- [Problem to work on] The records below must be copied out completely and exactly.

Excerpts from an interface dataset:
· · ·
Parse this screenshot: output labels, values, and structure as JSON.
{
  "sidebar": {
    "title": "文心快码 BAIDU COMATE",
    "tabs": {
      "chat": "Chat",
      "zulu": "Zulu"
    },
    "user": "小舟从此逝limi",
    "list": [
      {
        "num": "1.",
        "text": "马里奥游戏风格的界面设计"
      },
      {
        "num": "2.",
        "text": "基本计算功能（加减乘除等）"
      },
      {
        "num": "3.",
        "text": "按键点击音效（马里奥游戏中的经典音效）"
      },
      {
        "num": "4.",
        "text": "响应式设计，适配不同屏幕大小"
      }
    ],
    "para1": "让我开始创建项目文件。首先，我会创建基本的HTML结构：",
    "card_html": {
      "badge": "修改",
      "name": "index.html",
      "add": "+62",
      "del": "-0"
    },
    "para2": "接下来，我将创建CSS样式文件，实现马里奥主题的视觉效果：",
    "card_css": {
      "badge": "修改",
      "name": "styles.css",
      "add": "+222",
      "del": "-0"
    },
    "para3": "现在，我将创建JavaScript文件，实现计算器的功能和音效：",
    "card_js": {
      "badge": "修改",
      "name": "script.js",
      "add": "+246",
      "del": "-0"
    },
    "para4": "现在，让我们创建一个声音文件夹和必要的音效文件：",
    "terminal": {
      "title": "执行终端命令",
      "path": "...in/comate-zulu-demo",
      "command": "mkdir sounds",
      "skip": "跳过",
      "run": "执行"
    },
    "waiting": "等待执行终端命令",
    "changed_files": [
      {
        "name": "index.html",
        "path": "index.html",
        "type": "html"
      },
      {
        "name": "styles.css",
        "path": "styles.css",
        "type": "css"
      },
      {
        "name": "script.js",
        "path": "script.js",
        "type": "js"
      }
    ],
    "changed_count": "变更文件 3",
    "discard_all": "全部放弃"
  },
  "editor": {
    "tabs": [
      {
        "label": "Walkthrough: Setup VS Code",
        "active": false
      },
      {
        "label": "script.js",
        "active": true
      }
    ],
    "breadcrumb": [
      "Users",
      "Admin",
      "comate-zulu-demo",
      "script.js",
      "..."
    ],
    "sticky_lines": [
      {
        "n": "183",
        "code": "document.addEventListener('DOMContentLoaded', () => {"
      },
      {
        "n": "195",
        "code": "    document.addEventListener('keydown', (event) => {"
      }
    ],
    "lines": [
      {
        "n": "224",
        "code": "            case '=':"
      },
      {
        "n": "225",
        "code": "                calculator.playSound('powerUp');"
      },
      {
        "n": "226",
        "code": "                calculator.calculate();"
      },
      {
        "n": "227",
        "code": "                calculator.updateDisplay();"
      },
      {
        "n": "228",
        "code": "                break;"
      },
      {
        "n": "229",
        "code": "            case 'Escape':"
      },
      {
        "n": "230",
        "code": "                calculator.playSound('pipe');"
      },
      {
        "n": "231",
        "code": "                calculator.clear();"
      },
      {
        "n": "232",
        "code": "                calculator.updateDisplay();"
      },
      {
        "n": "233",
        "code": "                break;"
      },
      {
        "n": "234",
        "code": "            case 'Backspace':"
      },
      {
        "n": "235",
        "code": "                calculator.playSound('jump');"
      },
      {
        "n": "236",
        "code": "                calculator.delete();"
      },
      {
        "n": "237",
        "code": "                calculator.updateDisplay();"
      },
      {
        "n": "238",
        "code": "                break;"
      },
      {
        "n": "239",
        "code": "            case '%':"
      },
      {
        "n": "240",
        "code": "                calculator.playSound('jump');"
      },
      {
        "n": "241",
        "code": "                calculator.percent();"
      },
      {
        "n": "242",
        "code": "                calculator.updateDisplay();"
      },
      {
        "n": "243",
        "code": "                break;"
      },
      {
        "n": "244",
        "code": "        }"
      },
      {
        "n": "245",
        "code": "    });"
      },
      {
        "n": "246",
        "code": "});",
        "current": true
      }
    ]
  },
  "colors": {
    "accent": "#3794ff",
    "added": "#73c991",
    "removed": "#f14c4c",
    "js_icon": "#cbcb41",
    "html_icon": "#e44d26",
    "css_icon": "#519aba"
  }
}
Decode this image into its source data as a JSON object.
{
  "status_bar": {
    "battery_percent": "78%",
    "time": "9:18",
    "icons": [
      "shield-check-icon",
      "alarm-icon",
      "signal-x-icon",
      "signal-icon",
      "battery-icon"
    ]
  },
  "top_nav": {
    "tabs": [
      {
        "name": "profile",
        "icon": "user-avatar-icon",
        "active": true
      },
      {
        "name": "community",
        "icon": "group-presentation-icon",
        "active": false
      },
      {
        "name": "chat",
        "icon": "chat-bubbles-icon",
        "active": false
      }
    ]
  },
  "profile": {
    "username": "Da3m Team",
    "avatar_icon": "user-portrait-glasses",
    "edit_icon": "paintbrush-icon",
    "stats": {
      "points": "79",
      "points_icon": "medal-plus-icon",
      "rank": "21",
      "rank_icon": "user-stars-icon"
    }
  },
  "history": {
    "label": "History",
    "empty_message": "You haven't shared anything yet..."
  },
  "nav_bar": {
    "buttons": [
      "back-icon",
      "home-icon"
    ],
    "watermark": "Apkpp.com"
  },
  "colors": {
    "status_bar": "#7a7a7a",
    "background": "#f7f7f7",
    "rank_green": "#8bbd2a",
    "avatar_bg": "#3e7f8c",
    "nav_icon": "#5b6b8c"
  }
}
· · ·
- [Exercise result]
Parse this screenshot: output labels, values, and structure as JSON.
{
  "sidebar": {
    "title": "文心快码 BAIDU COMATE",
    "tabs": {
      "chat": "Chat",
      "zulu": "Zulu"
    },
    "user": "小舟从此逝limi",
    "list": [
      {
        "num": "1.",
        "text": "马里奥游戏风格的界面设计"
      },
      {
        "num": "2.",
        "text": "基本计算功能（加减乘除等）"
      },
      {
        "num": "3.",
        "text": "按键点击音效（马里奥游戏中的经典音效）"
      },
      {
        "num": "4.",
        "text": "响应式设计，适配不同屏幕大小"
      }
    ],
    "para1": "让我开始创建项目文件。首先，我会创建基本的HTML结构：",
    "card_html": {
      "badge": "修改",
      "name": "index.html",
      "add": "+62",
      "del": "-0"
    },
    "para2": "接下来，我将创建CSS样式文件，实现马里奥主题的视觉效果：",
    "card_css": {
      "badge": "修改",
      "name": "styles.css",
      "add": "+222",
      "del": "-0"
    },
    "para3": "现在，我将创建JavaScript文件，实现计算器的功能和音效：",
    "card_js": {
      "badge": "修改",
      "name": "script.js",
      "add": "+246",
      "del": "-0"
    },
    "para4": "现在，让我们创建一个声音文件夹和必要的音效文件：",
    "terminal": {
      "title": "执行终端命令",
      "path": "...in/comate-zulu-demo",
      "command": "mkdir sounds",
      "skip": "跳过",
      "run": "执行"
    },
    "waiting": "等待执行终端命令",
    "changed_files": [
      {
        "name": "index.html",
        "path": "index.html",
        "type": "html"
      },
      {
        "name": "styles.css",
        "path": "styles.css",
        "type": "css"
      },
      {
        "name": "script.js",
        "path": "script.js",
        "type": "js"
      }
    ],
    "changed_count": "变更文件 3",
    "discard_all": "全部放弃"
  },
  "editor": {
    "tabs": [
      {
        "label": "Walkthrough: Setup VS Code",
        "active": false
      },
      {
        "label": "script.js",
        "active": true
      }
    ],
    "breadcrumb": [
      "Users",
      "Admin",
      "comate-zulu-demo",
      "script.js",
      "..."
    ],
    "sticky_lines": [
      {
        "n": "183",
        "code": "document.addEventListener('DOMContentLoaded', () => {"
      },
      {
        "n": "195",
        "code": "    document.addEventListener('keydown', (event) => {"
      }
    ],
    "lines": [
      {
        "n": "224",
        "code": "            case '=':"
      },
      {
        "n": "225",
        "code": "                calculator.playSound('powerUp');"
      },
      {
        "n": "226",
        "code": "                calculator.calculate();"
      },
      {
        "n": "227",
        "code": "                calculator.updateDisplay();"
      },
      {
        "n": "228",
        "code": "                break;"
      },
      {
        "n": "229",
        "code": "            case 'Escape':"
      },
      {
        "n": "230",
        "code": "                calculator.playSound('pipe');"
      },
      {
        "n": "231",
        "code": "                calculator.clear();"
      },
      {
        "n": "232",
        "code": "                calculator.updateDisplay();"
      },
      {
        "n": "233",
        "code": "                break;"
      },
      {
        "n": "234",
        "code": "            case 'Backspace':"
      },
      {
        "n": "235",
        "code": "                calculator.playSound('jump');"
      },
      {
        "n": "236",
        "code": "                calculator.delete();"
      },
      {
        "n": "237",
        "code": "                calculator.updateDisplay();"
      },
      {
        "n": "238",
        "code": "                break;"
      },
      {
        "n": "239",
        "code": "            case '%':"
      },
      {
        "n": "240",
        "code": "                calculator.playSound('jump');"
      },
      {
        "n": "241",
        "code": "                calculator.percent();"
      },
      {
        "n": "242",
        "code": "                calculator.updateDisplay();"
      },
      {
        "n": "243",
        "code": "                break;"
      },
      {
        "n": "244",
        "code": "        }"
      },
      {
        "n": "245",
        "code": "    });"
      },
      {
        "n": "246",
        "code": "});",
        "current": true
      }
    ]
  },
  "colors": {
    "accent": "#3794ff",
    "added": "#73c991",
    "removed": "#f14c4c",
    "js_icon": "#cbcb41",
    "html_icon": "#e44d26",
    "css_icon": "#519aba"
  }
}
Decode this image into its source data as a JSON object.
{
  "status_bar": {
    "battery_percent": "78%",
    "time": "9:18",
    "icons": [
      "shield-check-icon",
      "alarm-icon",
      "signal-x-icon",
      "signal-icon",
      "battery-icon"
    ]
  },
  "top_nav": {
    "tabs": [
      {
        "name": "profile",
        "icon": "user-avatar-icon",
        "active": true
      },
      {
        "name": "community",
        "icon": "group-presentation-icon",
        "active": false
      },
      {
        "name": "chat",
        "icon": "chat-bubbles-icon",
        "active": false
      }
    ]
  },
  "profile": {
    "username": "Da3m Team",
    "avatar_icon": "user-portrait-glasses",
    "edit_icon": "paintbrush-icon",
    "stats": {
      "points": "79",
      "points_icon": "medal-plus-icon",
      "rank": "21",
      "rank_icon": "user-stars-icon"
    }
  },
  "history": {
    "label": "History",
    "empty_message": "You haven't shared anything yet..."
  },
  "nav_bar": {
    "buttons": [
      "back-icon",
      "home-icon"
    ],
    "watermark": "Apkpp.com"
  },
  "colors": {
    "status_bar": "#7a7a7a",
    "background": "#f7f7f7",
    "rank_green": "#8bbd2a",
    "avatar_bg": "#3e7f8c",
    "nav_icon": "#5b6b8c"
  }
}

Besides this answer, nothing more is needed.